IRCs are a solution for citizens seeking a more independent and fair process where voters can directly voice their opinions without having to go through state legislatures. IRCs are an increasingly popular method to fight gerrymandering after the Supreme Court of the United States declined to rule on partisan gerrymandering cases from Wisconsin, Maryland, and North Carolina in June 2018. While the cases are still ongoing, the move to the states to demand fair maps by the 2020 election has achieved strong early results.

Battery Powered, a San Francisco-based member giving program of The Battery, announced a grant to CLC of $250,000 on November 15 to support CLC’s work to end partisan gerrymandering.

Learn more about Battery Powered’s grant to CLC. With the grant, CLC plans to strengthen our support for the fight to end gerrymandering. Arkansas, Oklahoma, Georgia, and several other states are moving towards similar initiatives to form independent redistricting commissions. Additionally, bipartisan coalitions of lawmakers and activists are seeking to reform redistricting through constitutional amendments beginning in the legislatures of Wisconsin, Pennsylvania, Virginia, and Illinois. Pennsylvania legislators have introduced a bill that, if passed and ratified by the people, would also establish a redistricting commission. Beyond the presidential election, 2020 is a pivotal year because the census, and therefore redistricting, only occurs every ten years. Every state will be drawing new district lines after the 2020 census, and a fair districting process is critical to ensuring that voters’ interests are accurately represented by both state and federal government. If IRCs are not adopted by 2020, the next chance to reform redistricting won’t come until after 2030.

With the 2020 redistricting cycle looming and public attention focused on partisan gerrymandering like never before, there is no better time for groups like CLC to enact reforms that permanently improve democracy in the states.
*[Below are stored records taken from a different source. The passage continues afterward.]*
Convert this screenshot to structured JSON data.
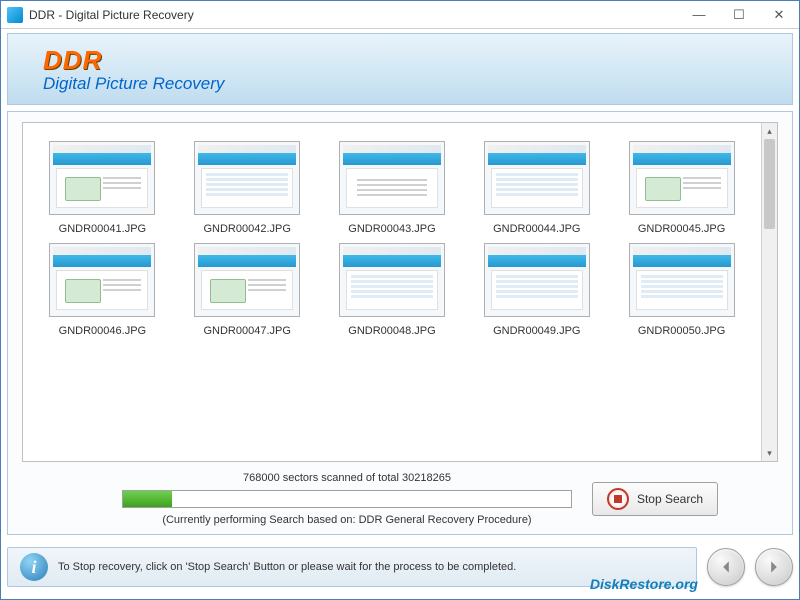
{
  "window": {
    "title": "DDR - Digital Picture Recovery"
  },
  "header": {
    "logo": "DDR",
    "app_title": "Digital Picture Recovery"
  },
  "thumbnails": [
    {
      "label": "GNDR00041.JPG"
    },
    {
      "label": "GNDR00042.JPG"
    },
    {
      "label": "GNDR00043.JPG"
    },
    {
      "label": "GNDR00044.JPG"
    },
    {
      "label": "GNDR00045.JPG"
    },
    {
      "label": "GNDR00046.JPG"
    },
    {
      "label": "GNDR00047.JPG"
    },
    {
      "label": "GNDR00048.JPG"
    },
    {
      "label": "GNDR00049.JPG"
    },
    {
      "label": "GNDR00050.JPG"
    }
  ],
  "progress": {
    "status": "768000 sectors scanned of total 30218265",
    "note": "(Currently performing Search based on:  DDR General Recovery Procedure)",
    "stop_label": "Stop Search",
    "percent": 11
  },
  "footer": {
    "info_text": "To Stop recovery, click on 'Stop Search' Button or please wait for the process to be completed.",
    "website": "DiskRestore.org"
  }
}
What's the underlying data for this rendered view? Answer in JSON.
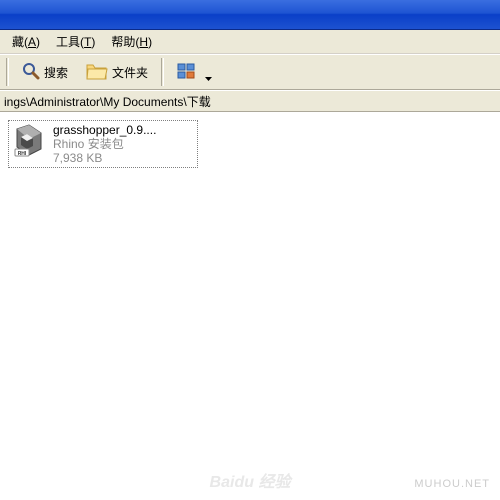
{
  "menu": {
    "favorites": {
      "label": "藏",
      "mnemonic": "A"
    },
    "tools": {
      "label": "工具",
      "mnemonic": "T"
    },
    "help": {
      "label": "帮助",
      "mnemonic": "H"
    }
  },
  "toolbar": {
    "search_label": "搜索",
    "folders_label": "文件夹"
  },
  "address": {
    "path": "ings\\Administrator\\My Documents\\下载"
  },
  "file": {
    "name": "grasshopper_0.9....",
    "type": "Rhino 安装包",
    "size": "7,938 KB"
  },
  "watermark": "MUHOU.NET",
  "watermark2": "Baidu 经验"
}
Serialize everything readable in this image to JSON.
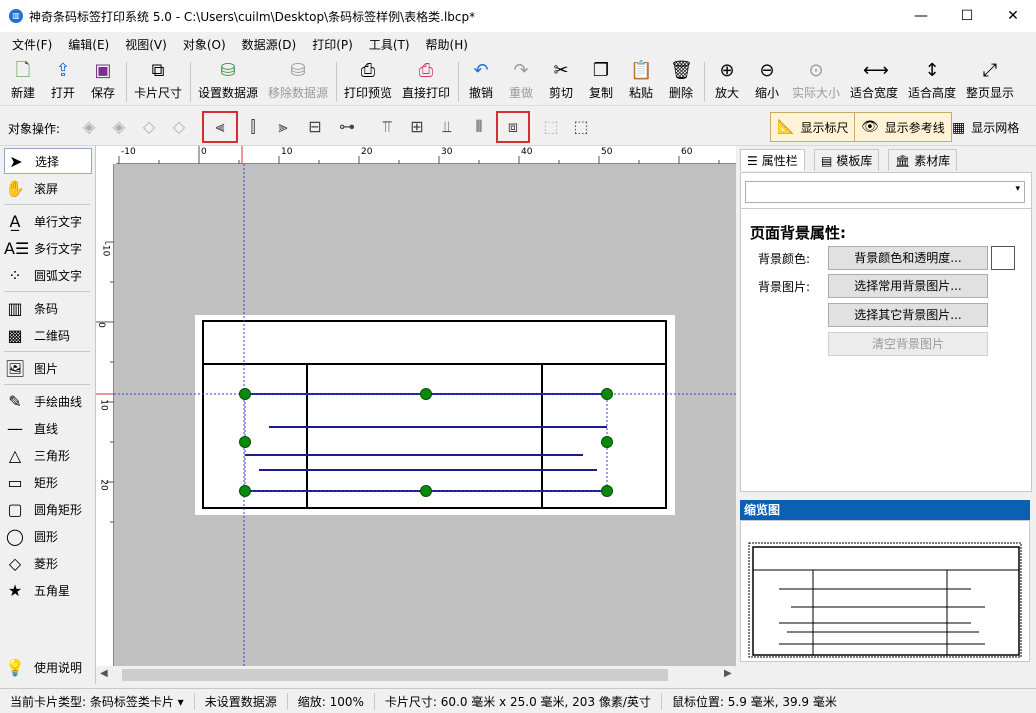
{
  "window": {
    "title": "神奇条码标签打印系统 5.0 - C:\\Users\\cuilm\\Desktop\\条码标签样例\\表格类.lbcp*",
    "minimize": "—",
    "maximize": "☐",
    "close": "✕"
  },
  "menu": [
    "文件(F)",
    "编辑(E)",
    "视图(V)",
    "对象(O)",
    "数据源(D)",
    "打印(P)",
    "工具(T)",
    "帮助(H)"
  ],
  "toolbar": {
    "new": "新建",
    "open": "打开",
    "save": "保存",
    "card_size": "卡片尺寸",
    "set_datasource": "设置数据源",
    "remove_datasource": "移除数据源",
    "print_preview": "打印预览",
    "direct_print": "直接打印",
    "undo": "撤销",
    "redo": "重做",
    "cut": "剪切",
    "copy": "复制",
    "paste": "粘贴",
    "delete": "删除",
    "zoom_in": "放大",
    "zoom_out": "缩小",
    "actual_size": "实际大小",
    "fit_width": "适合宽度",
    "fit_height": "适合高度",
    "fit_page": "整页显示"
  },
  "object_ops": {
    "label": "对象操作:",
    "show_ruler": "显示标尺",
    "show_guides": "显示参考线",
    "show_grid": "显示网格"
  },
  "tools": {
    "select": "选择",
    "scroll": "滚屏",
    "single_text": "单行文字",
    "multi_text": "多行文字",
    "arc_text": "圆弧文字",
    "barcode": "条码",
    "qrcode": "二维码",
    "image": "图片",
    "freehand": "手绘曲线",
    "line": "直线",
    "triangle": "三角形",
    "rectangle": "矩形",
    "rounded_rect": "圆角矩形",
    "ellipse": "圆形",
    "diamond": "菱形",
    "star": "五角星",
    "help": "使用说明"
  },
  "ruler": {
    "h": [
      "-10",
      "0",
      "10",
      "20",
      "30",
      "40",
      "50",
      "60"
    ],
    "v": [
      "-10",
      "0",
      "10",
      "20"
    ]
  },
  "right_tabs": {
    "props": "属性栏",
    "templates": "模板库",
    "assets": "素材库"
  },
  "props": {
    "heading": "页面背景属性:",
    "bg_color_label": "背景颜色:",
    "bg_color_btn": "背景颜色和透明度...",
    "bg_image_label": "背景图片:",
    "bg_common_btn": "选择常用背景图片...",
    "bg_other_btn": "选择其它背景图片...",
    "bg_clear_btn": "清空背景图片"
  },
  "thumbnail": {
    "title": "缩览图"
  },
  "status": {
    "card_type": "当前卡片类型: 条码标签类卡片 ▾",
    "datasource": "未设置数据源",
    "zoom": "缩放: 100%",
    "card_size": "卡片尺寸: 60.0 毫米 x 25.0 毫米, 203 像素/英寸",
    "mouse": "鼠标位置: 5.9 毫米, 39.9 毫米"
  }
}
Well-designed IRCs offer the best option to help ensure that the map drawing process is more transparent, all Americans’ voices are counted fairly and politicians are accountable and responsive to constituents.
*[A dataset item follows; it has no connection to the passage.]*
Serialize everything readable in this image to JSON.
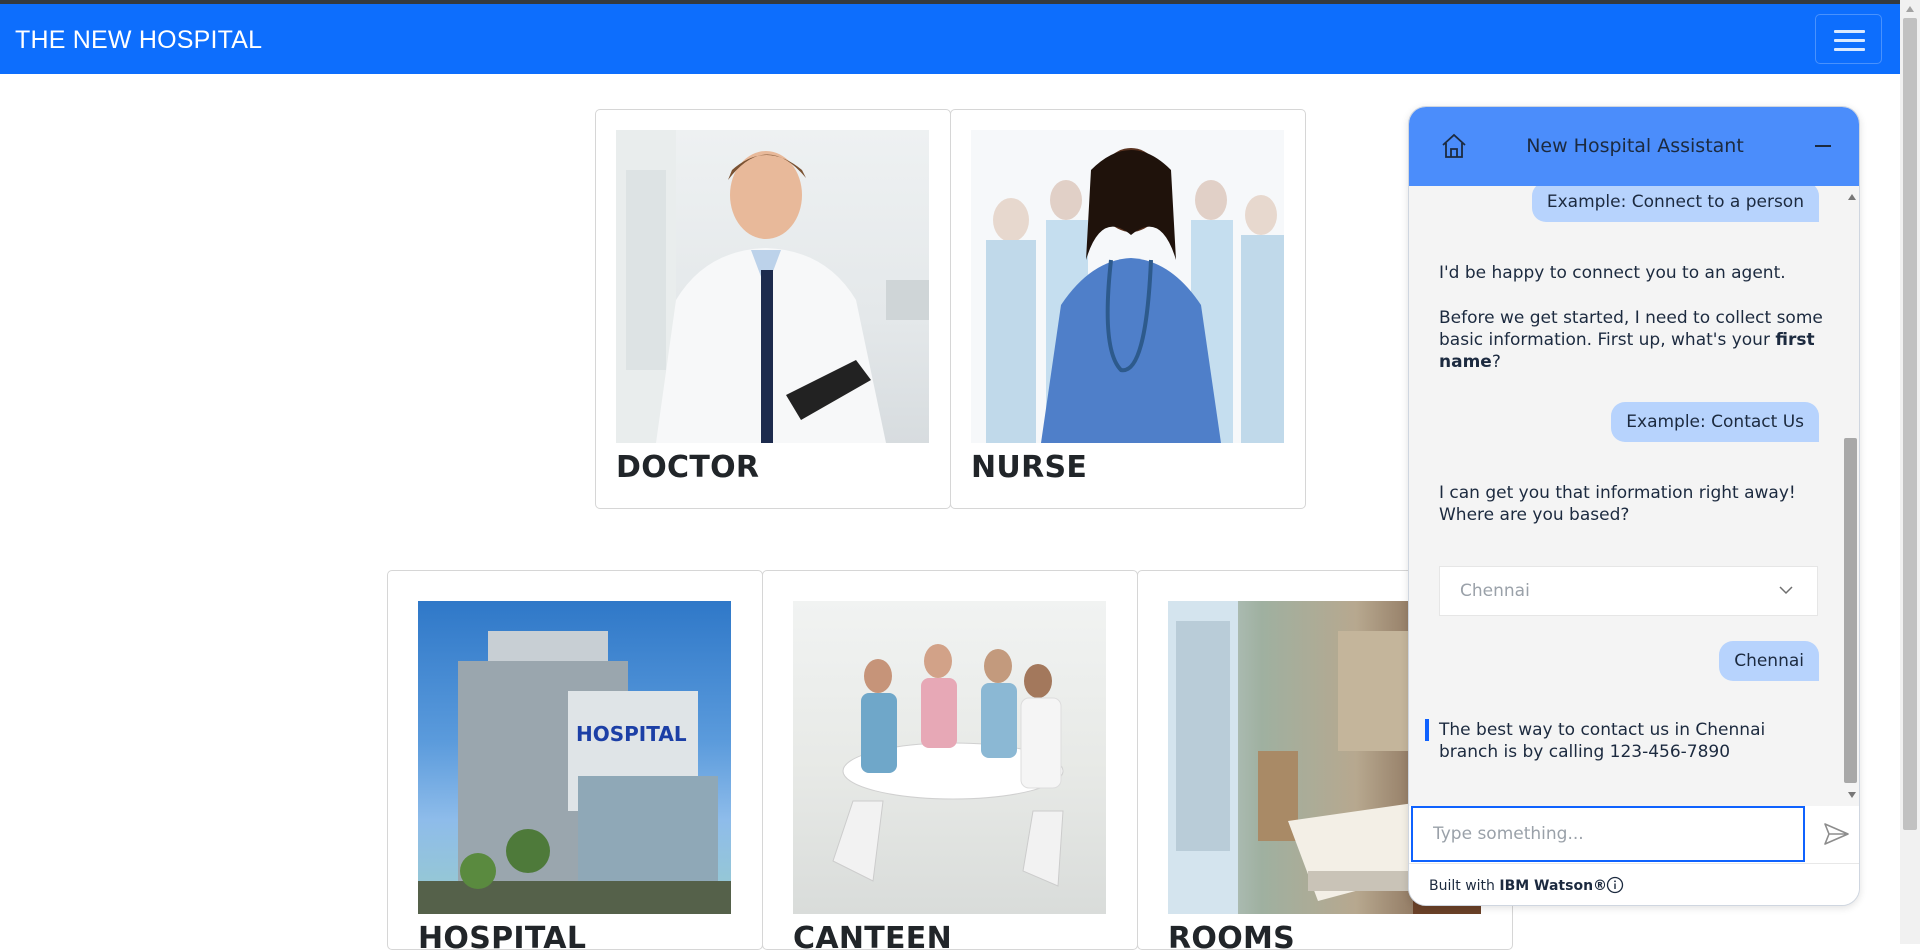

Additional materials:

Learn more about other wins secured by CLC on democracy measures in the 2018 elections by viewing our democracy scorecard

Corey handles media relations for the CLC voting rights and redistricting teams and creates online content. Follow @cgfromdc on Twitter